A Tiny Spider’s Secret to Taking Down Big Prey

Pekar, et al.
Pekar, et al. / Pekar, et al.

At first glance, the pinhead-sized spider Zodarion cyrenaicum seems like it's on a suicide mission every time it hunts for a meal. Its preferred prey is a desert ant, Messor arenarius, some three times bigger and six times heavier than itself. But as David and the Red Viper have shown us, size isn’t everything—especially if you’ve got some slick moves and the right tools for the job. 

Wondering how the spiders consistently come out on top when battling the relatively-giant ants, Czech scientists watched some captured critters hunt in their lab. 

They found that both adult female and juvenile spiders rely on a potent venom that can immobilize an ant with just one bite. They use slightly different tactics to stay out of harm’s way until the venom does its job, though. (The adult males don’t hunt at all, and instead take a cut of the food from a female's or juvenile’s kill).

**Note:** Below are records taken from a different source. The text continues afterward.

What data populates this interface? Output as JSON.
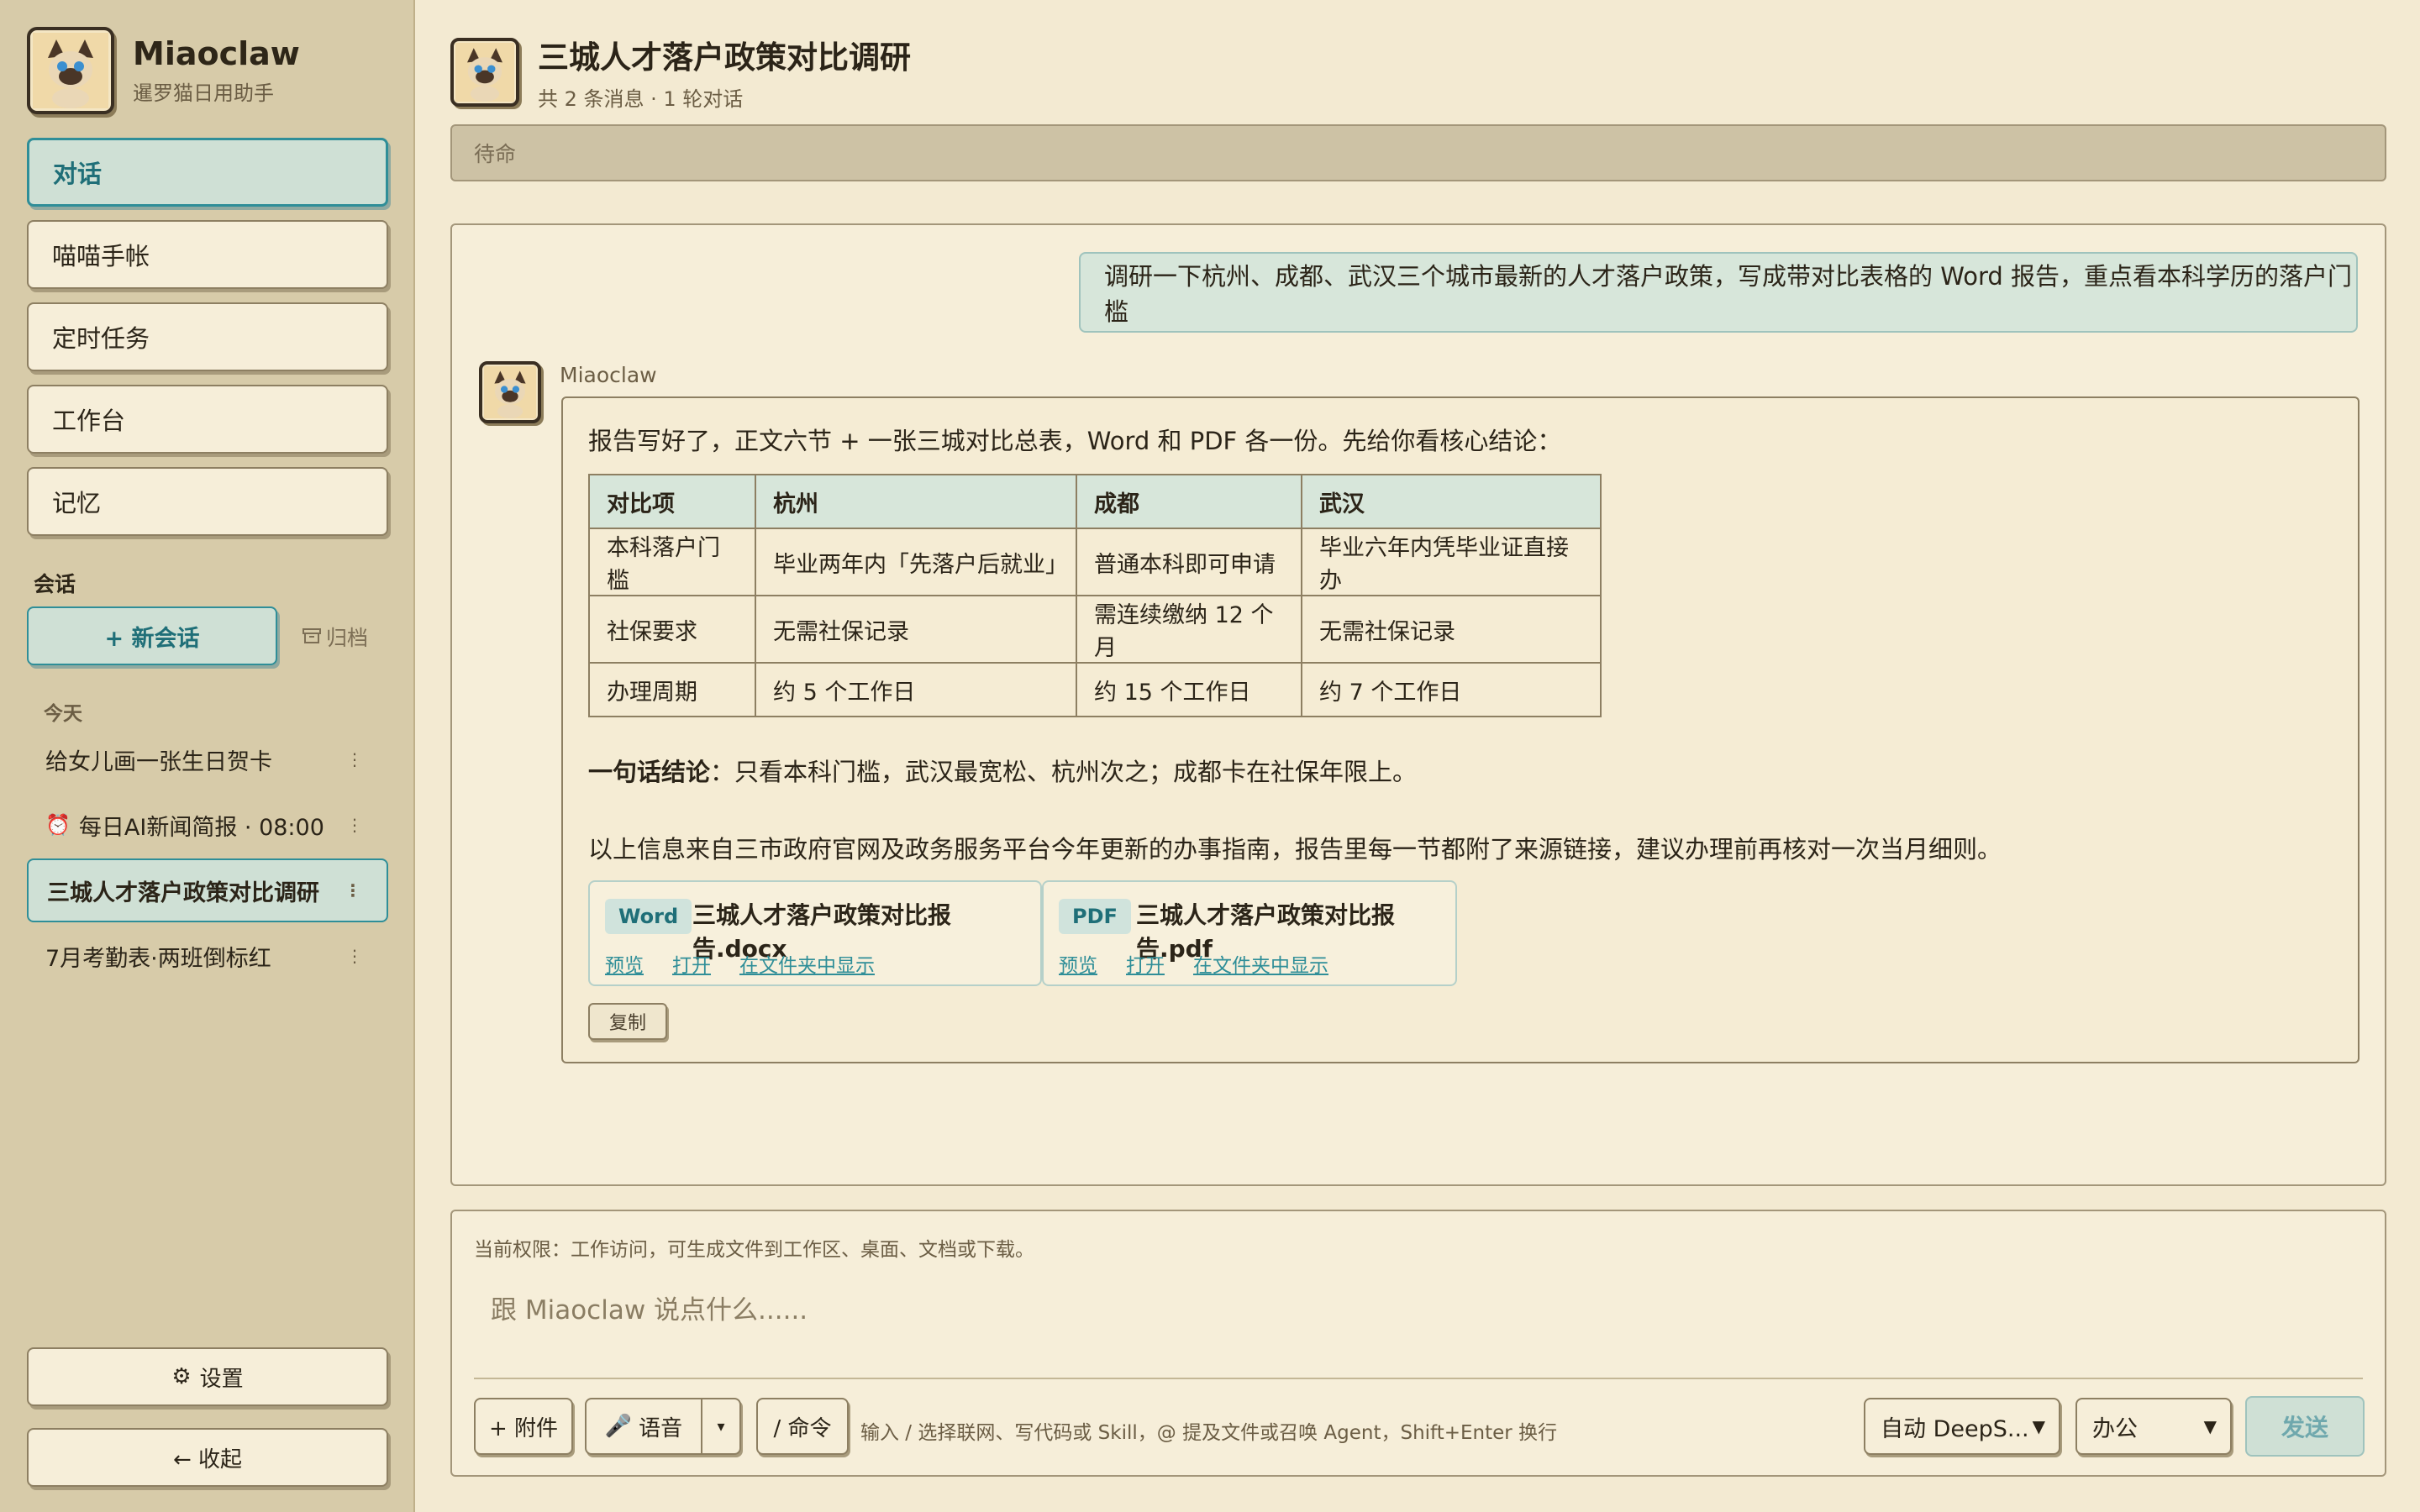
{
  "brand": {
    "title": "Miaoclaw",
    "subtitle": "暹罗猫日用助手"
  },
  "nav": {
    "items": [
      {
        "label": "对话"
      },
      {
        "label": "喵喵手帐"
      },
      {
        "label": "定时任务"
      },
      {
        "label": "工作台"
      },
      {
        "label": "记忆"
      }
    ]
  },
  "sessions": {
    "label": "会话",
    "new_label": "+ 新会话",
    "archive_label": "归档",
    "group_today": "今天",
    "items": [
      {
        "title": "给女儿画一张生日贺卡"
      },
      {
        "title": "每日AI新闻简报 · 08:00"
      },
      {
        "title": "三城人才落户政策对比调研"
      },
      {
        "title": "7月考勤表·两班倒标红"
      }
    ]
  },
  "sidebar_bottom": {
    "settings": "设置",
    "collapse": "← 收起"
  },
  "header": {
    "title": "三城人才落户政策对比调研",
    "subtitle": "共 2 条消息 · 1 轮对话"
  },
  "status": "待命",
  "chat": {
    "user_message": "调研一下杭州、成都、武汉三个城市最新的人才落户政策，写成带对比表格的 Word 报告，重点看本科学历的落户门槛",
    "bot_name": "Miaoclaw",
    "intro": "报告写好了，正文六节 + 一张三城对比总表，Word 和 PDF 各一份。先给你看核心结论：",
    "table": {
      "headers": [
        "对比项",
        "杭州",
        "成都",
        "武汉"
      ],
      "rows": [
        [
          "本科落户门槛",
          "毕业两年内「先落户后就业」",
          "普通本科即可申请",
          "毕业六年内凭毕业证直接办"
        ],
        [
          "社保要求",
          "无需社保记录",
          "需连续缴纳 12 个月",
          "无需社保记录"
        ],
        [
          "办理周期",
          "约 5 个工作日",
          "约 15 个工作日",
          "约 7 个工作日"
        ]
      ]
    },
    "summary_bold": "一句话结论",
    "summary_text": "：只看本科门槛，武汉最宽松、杭州次之；成都卡在社保年限上。",
    "source_note": "以上信息来自三市政府官网及政务服务平台今年更新的办事指南，报告里每一节都附了来源链接，建议办理前再核对一次当月细则。",
    "files": [
      {
        "tag": "Word",
        "name": "三城人才落户政策对比报告.docx"
      },
      {
        "tag": "PDF",
        "name": "三城人才落户政策对比报告.pdf"
      }
    ],
    "file_actions": {
      "preview": "预览",
      "open": "打开",
      "reveal": "在文件夹中显示"
    },
    "copy_label": "复制"
  },
  "composer": {
    "permission": "当前权限：工作访问，可生成文件到工作区、桌面、文档或下载。",
    "placeholder": "跟 Miaoclaw 说点什么......",
    "attach": "+ 附件",
    "voice": "语音",
    "command": "/ 命令",
    "hint": "输入 / 选择联网、写代码或 Skill，@ 提及文件或召唤 Agent，Shift+Enter 换行",
    "model": "自动 DeepS...",
    "mode": "办公",
    "send": "发送"
  },
  "colors": {
    "accent": "#2f8e98",
    "sidebar_bg": "#d7cba9",
    "page_bg": "#f3ead2"
  },
  "icons": [
    "cat-avatar-icon",
    "archive-icon",
    "alarm-icon",
    "gear-icon",
    "microphone-icon",
    "caret-down-icon"
  ]
}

The adult female spiders attack quickly from behind, biting the ant’s abdomen or hind leg, and then retreat from any counter-attacks until the ant falls.

“Following a bite, the ant stopped moving and stood still with opened mandibles,” the researchers write. “Meanwhile, the bitten limb contracted, and the gaster [the bulbous hind end of the ant body] bent under the thorax. Such a C-shaped position lasted for several minutes; then the ant collapsed, falling on one side. At this moment, the spiders approached and began to feed.”

The juvenile spiders are small enough that they can take a different approach. They actually climb onto their foe, deliver a bite to the abdomen, and then hang on to the ant’s back until it’s paralyzed so it can’t retaliate. Even at a young age, their venom is already something to be reckoned with. While the venom glands of an adult are more then 50 times bigger than a juvenile’s, the younger spider’s venom only takes a little bit longer to immobilize the prey.